The idea that trading day trades are risky is a common one among traders and some financial analysts.
But it’s often not accurate, said Steven B. B. Smith, managing director of the research firm Market Futures Group.
In the last 10 years, the share of trading day-trading transactions has risen from 1.6 percent to 7.3 percent, he said.
The share of those transactions that result in losses has increased, too, from 1 percent to 10.6%, according to Smith.
A recent report from the Federal Reserve Bank of Minneapolis found that about 30 percent of trading days end in losses.
The U.S. Treasury Department estimates that trading days have generated $5 trillion in market-related losses.
Smith said he is skeptical that trading has become more risky in recent years, but that the share is increasing.
“It’s certainly not as bad as it used to be,” he said, adding that the government should keep a close eye on trading day prices and consider regulatory changes that could reduce volatility.
For example, Smith said, the government could require that trading on trading days is conducted in the same day and place as other trading, and that trading should be conducted in a single location.
The Fed could also consider creating a federal fund that would regulate trading day traders, but Smith said such a proposal would likely fail.
Smith suggested that investors should avoid trading day markets entirely and instead buy and hold securities on a day-to-day basis, especially stocks, bonds and mutual funds.
In a recent Wall Street Journal article, BMO Capital Markets analyst Peter G. Johnson noted that investors can avoid a stock market downturn if they have a strong investment history, have sufficient cash to meet their short-term needs, and can manage their money responsibly.
In an interview with The Washington Post, Smith emphasized that he has no personal investment experience and doesn’t have a background in investing.
He has been involved in trading day operations for more than 30 years.
“You’re trying to be efficient, and if you’re not, it’s not worth it,” Smith said.
Trading day trading is a way to hedge your portfolio against volatile market conditions.
For instance, if the S&P 500 index is down, the stock market can rise.
If the stock index is up, the market can fall.
And if the stock indexes are trading at historically low levels, the markets can rise or fall.
Smith’s research suggests that the average investor is able to do well when trading day day trading trades are conducted at a reasonable price, such as $10.50 or $13.50, which is a level the Fed has set for trading day activity.
He said he doesn’t believe it is advisable to trade day trading at levels above $10 a share.
A report from Barclays Capital analysts last year estimated that a market-moving day-trade trade would generate $9.3 trillion in direct market-wide earnings.
In its latest report on trading, the Fed said that trading in the first two weeks of 2018, the last time it released its monthly report, generated $1.7 trillion in gains.
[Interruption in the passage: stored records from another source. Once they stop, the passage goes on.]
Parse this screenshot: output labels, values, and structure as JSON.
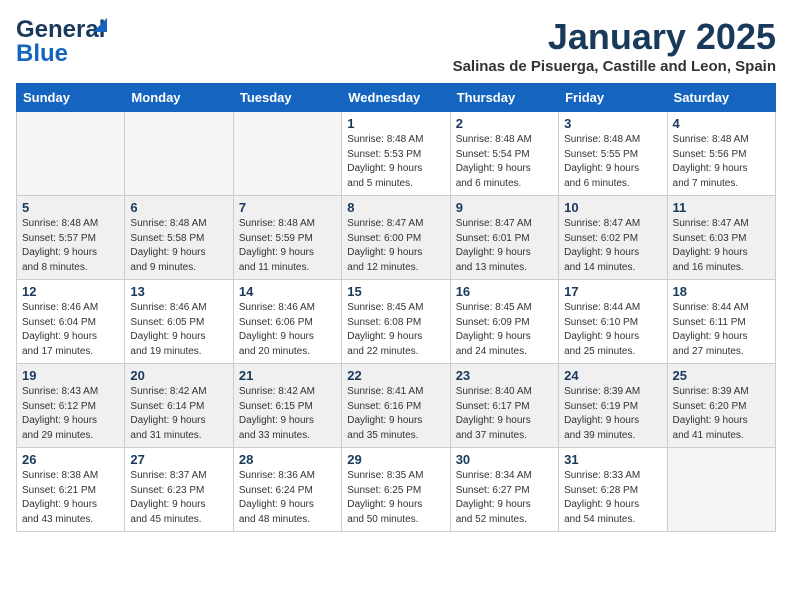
{
  "header": {
    "logo_line1": "General",
    "logo_line2": "Blue",
    "title": "January 2025",
    "location": "Salinas de Pisuerga, Castille and Leon, Spain"
  },
  "days_of_week": [
    "Sunday",
    "Monday",
    "Tuesday",
    "Wednesday",
    "Thursday",
    "Friday",
    "Saturday"
  ],
  "weeks": [
    [
      {
        "num": "",
        "info": ""
      },
      {
        "num": "",
        "info": ""
      },
      {
        "num": "",
        "info": ""
      },
      {
        "num": "1",
        "info": "Sunrise: 8:48 AM\nSunset: 5:53 PM\nDaylight: 9 hours\nand 5 minutes."
      },
      {
        "num": "2",
        "info": "Sunrise: 8:48 AM\nSunset: 5:54 PM\nDaylight: 9 hours\nand 6 minutes."
      },
      {
        "num": "3",
        "info": "Sunrise: 8:48 AM\nSunset: 5:55 PM\nDaylight: 9 hours\nand 6 minutes."
      },
      {
        "num": "4",
        "info": "Sunrise: 8:48 AM\nSunset: 5:56 PM\nDaylight: 9 hours\nand 7 minutes."
      }
    ],
    [
      {
        "num": "5",
        "info": "Sunrise: 8:48 AM\nSunset: 5:57 PM\nDaylight: 9 hours\nand 8 minutes."
      },
      {
        "num": "6",
        "info": "Sunrise: 8:48 AM\nSunset: 5:58 PM\nDaylight: 9 hours\nand 9 minutes."
      },
      {
        "num": "7",
        "info": "Sunrise: 8:48 AM\nSunset: 5:59 PM\nDaylight: 9 hours\nand 11 minutes."
      },
      {
        "num": "8",
        "info": "Sunrise: 8:47 AM\nSunset: 6:00 PM\nDaylight: 9 hours\nand 12 minutes."
      },
      {
        "num": "9",
        "info": "Sunrise: 8:47 AM\nSunset: 6:01 PM\nDaylight: 9 hours\nand 13 minutes."
      },
      {
        "num": "10",
        "info": "Sunrise: 8:47 AM\nSunset: 6:02 PM\nDaylight: 9 hours\nand 14 minutes."
      },
      {
        "num": "11",
        "info": "Sunrise: 8:47 AM\nSunset: 6:03 PM\nDaylight: 9 hours\nand 16 minutes."
      }
    ],
    [
      {
        "num": "12",
        "info": "Sunrise: 8:46 AM\nSunset: 6:04 PM\nDaylight: 9 hours\nand 17 minutes."
      },
      {
        "num": "13",
        "info": "Sunrise: 8:46 AM\nSunset: 6:05 PM\nDaylight: 9 hours\nand 19 minutes."
      },
      {
        "num": "14",
        "info": "Sunrise: 8:46 AM\nSunset: 6:06 PM\nDaylight: 9 hours\nand 20 minutes."
      },
      {
        "num": "15",
        "info": "Sunrise: 8:45 AM\nSunset: 6:08 PM\nDaylight: 9 hours\nand 22 minutes."
      },
      {
        "num": "16",
        "info": "Sunrise: 8:45 AM\nSunset: 6:09 PM\nDaylight: 9 hours\nand 24 minutes."
      },
      {
        "num": "17",
        "info": "Sunrise: 8:44 AM\nSunset: 6:10 PM\nDaylight: 9 hours\nand 25 minutes."
      },
      {
        "num": "18",
        "info": "Sunrise: 8:44 AM\nSunset: 6:11 PM\nDaylight: 9 hours\nand 27 minutes."
      }
    ],
    [
      {
        "num": "19",
        "info": "Sunrise: 8:43 AM\nSunset: 6:12 PM\nDaylight: 9 hours\nand 29 minutes."
      },
      {
        "num": "20",
        "info": "Sunrise: 8:42 AM\nSunset: 6:14 PM\nDaylight: 9 hours\nand 31 minutes."
      },
      {
        "num": "21",
        "info": "Sunrise: 8:42 AM\nSunset: 6:15 PM\nDaylight: 9 hours\nand 33 minutes."
      },
      {
        "num": "22",
        "info": "Sunrise: 8:41 AM\nSunset: 6:16 PM\nDaylight: 9 hours\nand 35 minutes."
      },
      {
        "num": "23",
        "info": "Sunrise: 8:40 AM\nSunset: 6:17 PM\nDaylight: 9 hours\nand 37 minutes."
      },
      {
        "num": "24",
        "info": "Sunrise: 8:39 AM\nSunset: 6:19 PM\nDaylight: 9 hours\nand 39 minutes."
      },
      {
        "num": "25",
        "info": "Sunrise: 8:39 AM\nSunset: 6:20 PM\nDaylight: 9 hours\nand 41 minutes."
      }
    ],
    [
      {
        "num": "26",
        "info": "Sunrise: 8:38 AM\nSunset: 6:21 PM\nDaylight: 9 hours\nand 43 minutes."
      },
      {
        "num": "27",
        "info": "Sunrise: 8:37 AM\nSunset: 6:23 PM\nDaylight: 9 hours\nand 45 minutes."
      },
      {
        "num": "28",
        "info": "Sunrise: 8:36 AM\nSunset: 6:24 PM\nDaylight: 9 hours\nand 48 minutes."
      },
      {
        "num": "29",
        "info": "Sunrise: 8:35 AM\nSunset: 6:25 PM\nDaylight: 9 hours\nand 50 minutes."
      },
      {
        "num": "30",
        "info": "Sunrise: 8:34 AM\nSunset: 6:27 PM\nDaylight: 9 hours\nand 52 minutes."
      },
      {
        "num": "31",
        "info": "Sunrise: 8:33 AM\nSunset: 6:28 PM\nDaylight: 9 hours\nand 54 minutes."
      },
      {
        "num": "",
        "info": ""
      }
    ]
  ]
}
In comparison, the year-ago report from August said that there was $1 trillion in trading that generated only $974 billion in direct net gains.
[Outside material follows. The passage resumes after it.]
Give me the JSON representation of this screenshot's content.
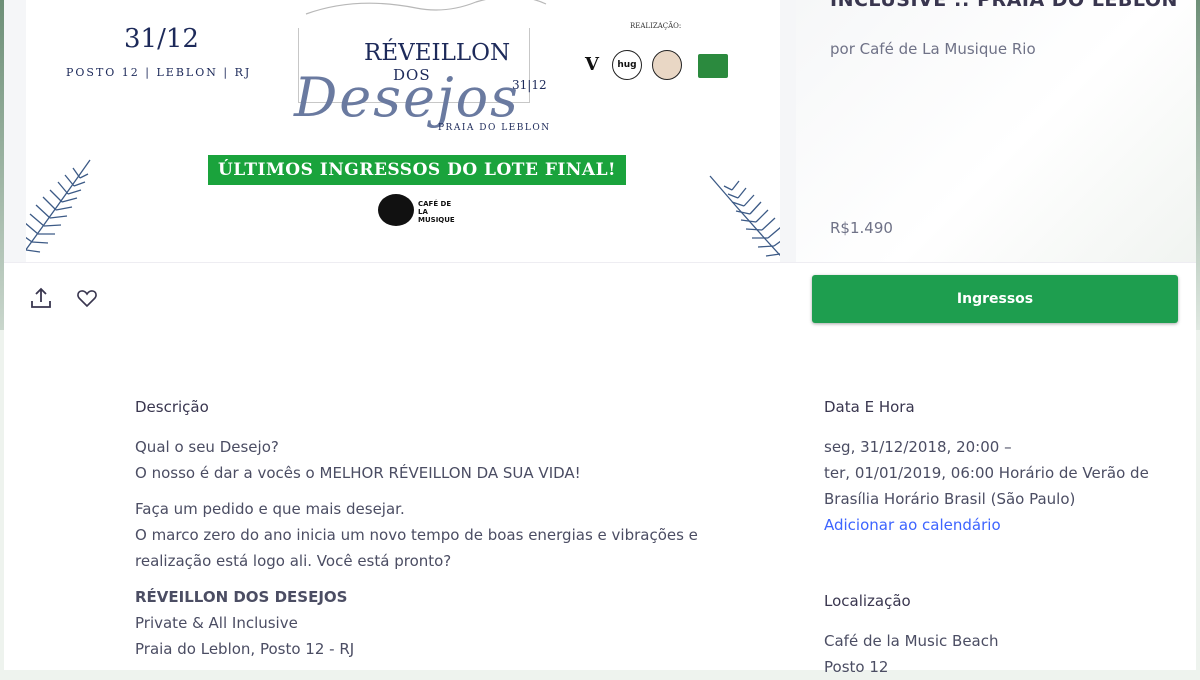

The Federal Reserve’s report notes that trading at prices below $10 also can result in short-run gains, such that it can create a potential “short squeeze” for the economy.
“Market-moving transactions can have positive long-run consequences,” the Fed’s report said.
“For instance, trading during the last trading day of the month could provide an opportunity for a large share of investors to capitalize on the favorable short-side effect of lower trading prices.”
BMO analysts Smith and John B. Tarrant, who are both affiliated with the London School of Economics, are also experts in trading and have published research on trading and other market-making strategies.
Both said they believe that the Fed should make trading day activities more visible and regulated.
The market-marketing regulations have led to some negative consequences, including the closure of some markets in the U.K. and Germany, Smith and Tarrants said.
But they said that they think the Fed could improve the regulations.
“The Fed could create a new fund, such a one that could be set up for trading days, and it could be funded by government bonds,” Tarramp said.
TARRAMP: I think it’s important that the central bank does have the resources to regulate trading and that it has the resources in place to do so.
BMO analyst Peter B. Johnson said the central banks ability to regulate market-maker trading is an area where the Fed and the U,S.
Congress could work together to solve the problem.
“I’m not sure how effective this would be.
I think the central bankers are not in the position to regulate the markets.
The only thing that’s stopping the central banking system from regulating